The city claimed immunity from the suit, arguing that no statute waived its immunity. The trial court denied the plaintiff’s special exceptions that requested the city specify the facts and law underpinning its immunity defense. The plaintiff filed an amended petition naming the employee as another defendant.
The amended petition alleged the employee operated the city vehicle in the course and scope of employment with the city. It reasserted that the city operated the vehicle in a negligent manner. The plaintiff also claimed that, if the employee wasn’t furthering the city’s governmental affairs while in the vehicle, he was liable in his individual capacity for negligent operation of the vehicle.
The employee denied the allegations and asked for summary judgment. He sought dismissal under the TTCA’s provision for election of remedies, claiming that the plaintiff had made an irrevocable election to sue the city and therefore couldn’t sue him. The trial court denied the summary judgment motion.
The appellate court held that the law barred suit against an employee only when the employee was being sued in his official capacity or scope of employment. The appellate court concluded that there were questions as to whether the employee drove the vehicle within the scope of employment or under the influence, and these questions precluded summary judgment.
The Texas Supreme Court explained that a lawsuit against a governmental employee in his official capacity is a suit against the employer, except when the lawsuit alleges the employee acted ultra vires. Otherwise, the employee derives immunity from suit from his governmental employer. A public employee can claim official immunity from suit regarding the good-faith performance of discretionary duties, as long as they act within the scope of their authority. However, governmental employees can be individually liable for their own torts.

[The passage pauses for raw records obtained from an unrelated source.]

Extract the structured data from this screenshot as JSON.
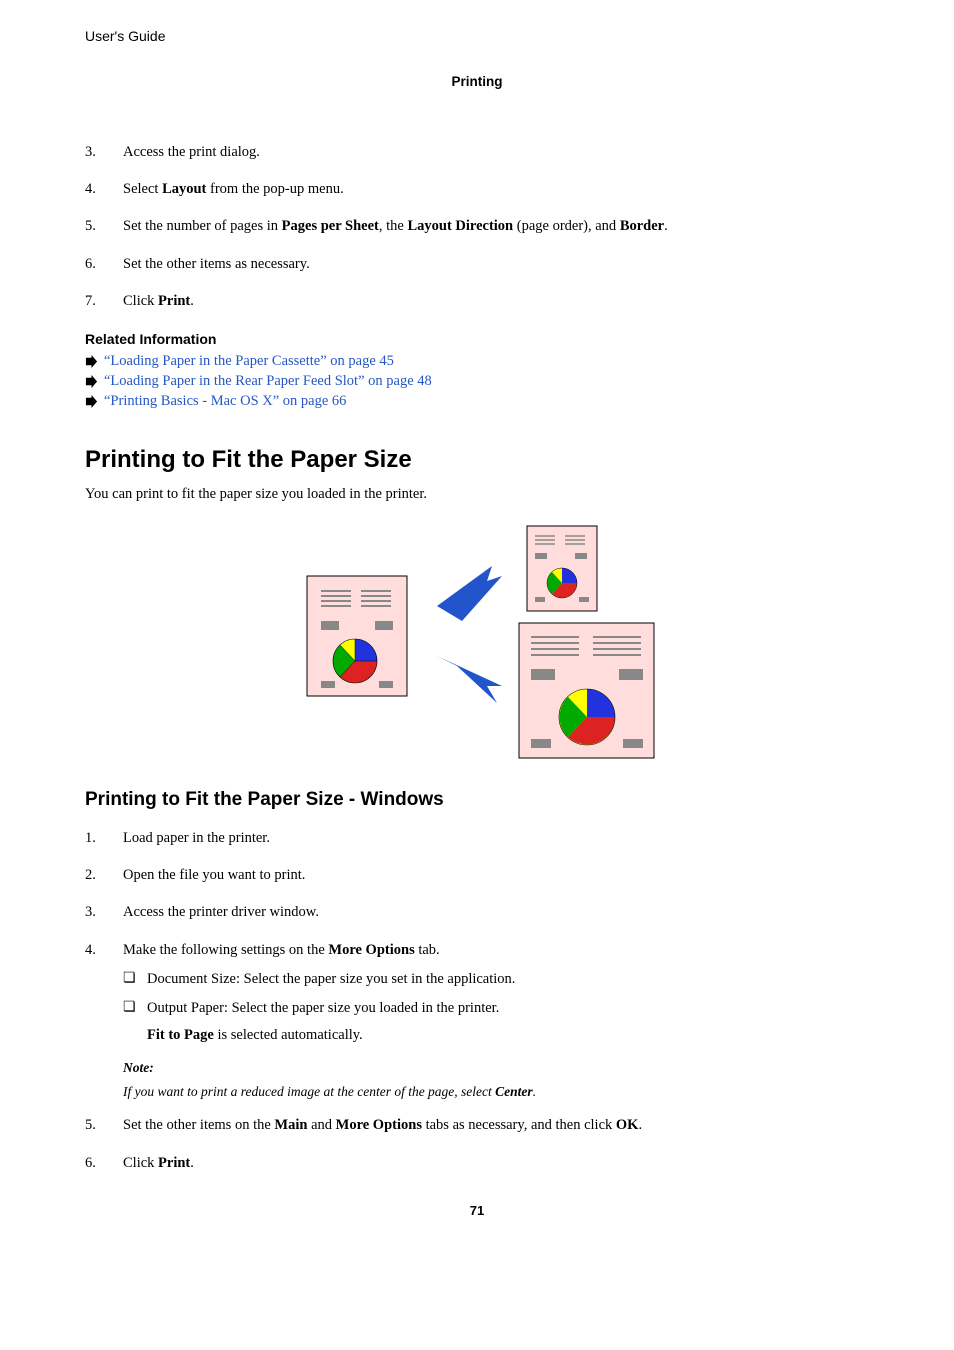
{
  "header": {
    "doc_title": "User's Guide",
    "section_header": "Printing"
  },
  "steps1": [
    {
      "n": "3.",
      "text": "Access the print dialog."
    },
    {
      "n": "4.",
      "text_pre": "Select ",
      "b1": "Layout",
      "text_post": " from the pop-up menu."
    },
    {
      "n": "5.",
      "text_pre": "Set the number of pages in ",
      "b1": "Pages per Sheet",
      "mid1": ", the ",
      "b2": "Layout Direction",
      "mid2": " (page order), and ",
      "b3": "Border",
      "text_post": "."
    },
    {
      "n": "6.",
      "text": "Set the other items as necessary."
    },
    {
      "n": "7.",
      "text_pre": "Click ",
      "b1": "Print",
      "text_post": "."
    }
  ],
  "related": {
    "heading": "Related Information",
    "items": [
      "“Loading Paper in the Paper Cassette” on page 45",
      "“Loading Paper in the Rear Paper Feed Slot” on page 48",
      "“Printing Basics - Mac OS X” on page 66"
    ]
  },
  "h2": "Printing to Fit the Paper Size",
  "intro": "You can print to fit the paper size you loaded in the printer.",
  "h3": "Printing to Fit the Paper Size - Windows",
  "steps2": [
    {
      "n": "1.",
      "text": "Load paper in the printer."
    },
    {
      "n": "2.",
      "text": "Open the file you want to print."
    },
    {
      "n": "3.",
      "text": "Access the printer driver window."
    },
    {
      "n": "4.",
      "text_pre": "Make the following settings on the ",
      "b1": "More Options",
      "text_post": " tab.",
      "subs": [
        "Document Size: Select the paper size you set in the application.",
        "Output Paper: Select the paper size you loaded in the printer."
      ],
      "sub_indent_b": "Fit to Page",
      "sub_indent_t": " is selected automatically.",
      "note_label": "Note:",
      "note_pre": "If you want to print a reduced image at the center of the page, select ",
      "note_b": "Center",
      "note_post": "."
    },
    {
      "n": "5.",
      "text_pre": "Set the other items on the ",
      "b1": "Main",
      "mid1": " and ",
      "b2": "More Options",
      "mid2": " tabs as necessary, and then click ",
      "b3": "OK",
      "text_post": "."
    },
    {
      "n": "6.",
      "text_pre": "Click ",
      "b1": "Print",
      "text_post": "."
    }
  ],
  "page_number": "71"
}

In some cases, sovereign immunity to suit is waived under TTCA for an employee sued in his official capacity. However, the TTCA has an election of remedies provision, which conditions an immunity waiver on the forfeiture of negligence claims against an employee as an individual. If a plaintiff chooses to sue the employee in his individual capacity or sues a governmental unit, he is permanently barred from later choosing to sue the other about the same subject matter.
Under Section 101.106(f), when a plaintiff sues the employee based on actions that fall within the scope of employment, which could have been brought against the governmental unit, the suit is against the employee only in his official capacity. The election of remedies provision requires the plaintiff to determine from the start of the suit whether an employee was acting independently or within the scope of employment.
The Texas Supreme Court explained that the decision about who to sue has irrevocable consequences in a Texas personal injury case involving a governmental employee, even though the plaintiff might not know when the suit is filed whether an employee acted within the scope of employment. In the current case, the plaintiff sued and initially named only the government, which barred him from ever suing an individual employee about the same personal injuries.
The Court explained that if the plaintiff didn’t have enough information before filing suit to know whether the employee acted within the scope of employment, the prudent decision would be to sue the employee and wait for a factual resolution of that issue. The Court granted the employee’s petition for review and reversed the appellate court’s judgment, rendering judgment for the governmental employee.
As you can see from the above case, it can be tricky to sue a governmental employee for his or her negligence. If you’re hurt in a car accident or another kind of accident for which you believe the government may be responsible, the experienced San Antonio attorneys at Carabin & Shaw may be able to represent you and develop a sound strategy for handling your case. Call our office for more information at 1-800-862-1260.